I had a really fun time last night, in case brooklyn is reading this. I really did. I've been busy, sure, but I was productive and even got a chance to relax, which doesn't happen terrifically often anymore. I was even having a good morning, listening to the Decemberists' The Crane Wife (especially "The Island," which hasn't left my head since I bought it yesterday morning). Around 1.30, however, I started to feel restless. I couldn't focus on anything. I just had a tremendous rush of energy and felt frustrated that I couldn't do anything with it. Curiously, the rush failed me some 45 minutes later when I completely crashed during one of my classes. I made it through the next few hours in an exhausted torpor, wishing only for a nap. (Instead, I watched the NL playoffs. Man, the Mets lok good.)
This lasted until about 6.30, when it all broke loose. While I wasn't quite happy, I was cheerful enough up until then. Almost instantly, melancholy swept over me like a morose tidal wave. (This is another case where my word choice is important. Take note.) I was surprised at how sudden and complete it was; Pepto-Bismol has nothing on emotion. Boy howdy. I just stood there, a bag of used paper towels and fast-food wrappers in hand, feeling like I wanted to cry (which I never do, no joke) for hours - and nothing had even happened. It was amazing.
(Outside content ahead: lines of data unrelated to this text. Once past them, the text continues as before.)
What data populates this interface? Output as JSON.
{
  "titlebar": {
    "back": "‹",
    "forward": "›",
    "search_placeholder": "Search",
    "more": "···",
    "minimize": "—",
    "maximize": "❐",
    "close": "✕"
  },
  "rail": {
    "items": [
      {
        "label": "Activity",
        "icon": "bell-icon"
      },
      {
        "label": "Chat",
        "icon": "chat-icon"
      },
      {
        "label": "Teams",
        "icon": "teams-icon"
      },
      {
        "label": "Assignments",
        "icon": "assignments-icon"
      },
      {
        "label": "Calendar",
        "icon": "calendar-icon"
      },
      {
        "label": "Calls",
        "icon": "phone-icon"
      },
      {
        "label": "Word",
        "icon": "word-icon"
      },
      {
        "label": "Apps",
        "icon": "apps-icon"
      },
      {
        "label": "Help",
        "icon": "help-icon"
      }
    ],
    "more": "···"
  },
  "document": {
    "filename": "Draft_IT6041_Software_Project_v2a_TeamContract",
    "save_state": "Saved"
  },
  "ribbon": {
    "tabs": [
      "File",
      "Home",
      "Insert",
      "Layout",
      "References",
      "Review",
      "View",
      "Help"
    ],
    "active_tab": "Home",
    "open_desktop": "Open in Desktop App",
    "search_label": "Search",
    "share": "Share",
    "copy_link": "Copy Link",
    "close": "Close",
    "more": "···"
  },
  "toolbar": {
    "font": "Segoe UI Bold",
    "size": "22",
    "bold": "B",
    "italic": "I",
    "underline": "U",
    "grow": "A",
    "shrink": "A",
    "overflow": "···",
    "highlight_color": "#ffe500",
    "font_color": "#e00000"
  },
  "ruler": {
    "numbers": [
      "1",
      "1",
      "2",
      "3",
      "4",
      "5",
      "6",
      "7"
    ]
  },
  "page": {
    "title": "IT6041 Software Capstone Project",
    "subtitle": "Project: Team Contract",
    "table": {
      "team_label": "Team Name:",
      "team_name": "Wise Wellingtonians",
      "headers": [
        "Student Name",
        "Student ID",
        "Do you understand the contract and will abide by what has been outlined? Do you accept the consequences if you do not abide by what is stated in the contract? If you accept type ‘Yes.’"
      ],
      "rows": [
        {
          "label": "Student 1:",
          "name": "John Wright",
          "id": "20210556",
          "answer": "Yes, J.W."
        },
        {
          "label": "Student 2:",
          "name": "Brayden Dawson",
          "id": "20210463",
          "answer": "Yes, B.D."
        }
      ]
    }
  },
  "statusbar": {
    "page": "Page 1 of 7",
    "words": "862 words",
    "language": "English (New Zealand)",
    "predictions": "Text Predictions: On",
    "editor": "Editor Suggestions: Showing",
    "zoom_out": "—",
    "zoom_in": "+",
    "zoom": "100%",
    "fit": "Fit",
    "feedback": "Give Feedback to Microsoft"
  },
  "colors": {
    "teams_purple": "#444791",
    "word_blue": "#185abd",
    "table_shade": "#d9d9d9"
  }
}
It's at times like these where I wish I had someone to love. And before some of you reading this get up in arms saying you love me and worry about me, I want you to understand that I'm not talking about you. I know you love me. I appreciate it. I really do. That's just not what I'm talking about. I need someone in love with me - someone who can come and hold me when life gets impossibly hard. I need someone who can come and rub my still-aching back and wipe away my non-existent tears. I need someone who will be there for me and only me, as selfish as that sounds.
The problem with this is that I'm in love with everyone at the same time, which only adds to my frustration. (How can you not be frustrated like that? It's bad enough when only one object of your fancy doesn't return your affection; try a thousand of them at once.) I know I want someone to love, but I don't know who, or even that it's such a good idea for me at the moment, still having been freshly wounded. To make matters worse, I know exactly the woman I'd like to have comfort me and hold me, but she only exists as a construct of my mind. I've met 90% of her. (The lacking 10% turned out to be a critical difference.)
"go to sleep now, little ugly. go to sleep now, you little fool."
P.S.: I promise I'll start writing about cheerful things soon. This was such a startling insight into the world of melancholy that I couldn't resist writing about it. My apologies.
Monday, October 02, 2006
If you know me personally, you can imagine the reaction this evoked in me, but in case you don't, I'll go ahead and describe it to you. I looked down from the row of books I was previously scanning to see two shelves of thin, forest green books, slightly tattered from use, but otherwise in good condition. My initial excitement upon realizing the books were all about Soviet Russia grew steadily as my eyes travelled from the first volume to the the sixtieth. My mouth fell open as I saw the five volumes of indices at the end of the second shelf. I felt a flutter in my heart - not unlike the flutter I feel when I see an attractive woman. These were sexy books, and I was completely enrapt. The feeling only intensified when I saw a bibliography of Lenin's speeches from 1905-1924. Oh man. It was incredible.
I'm going to quit blogging and get to work reading the whole thing right now. Oh boy oh boy.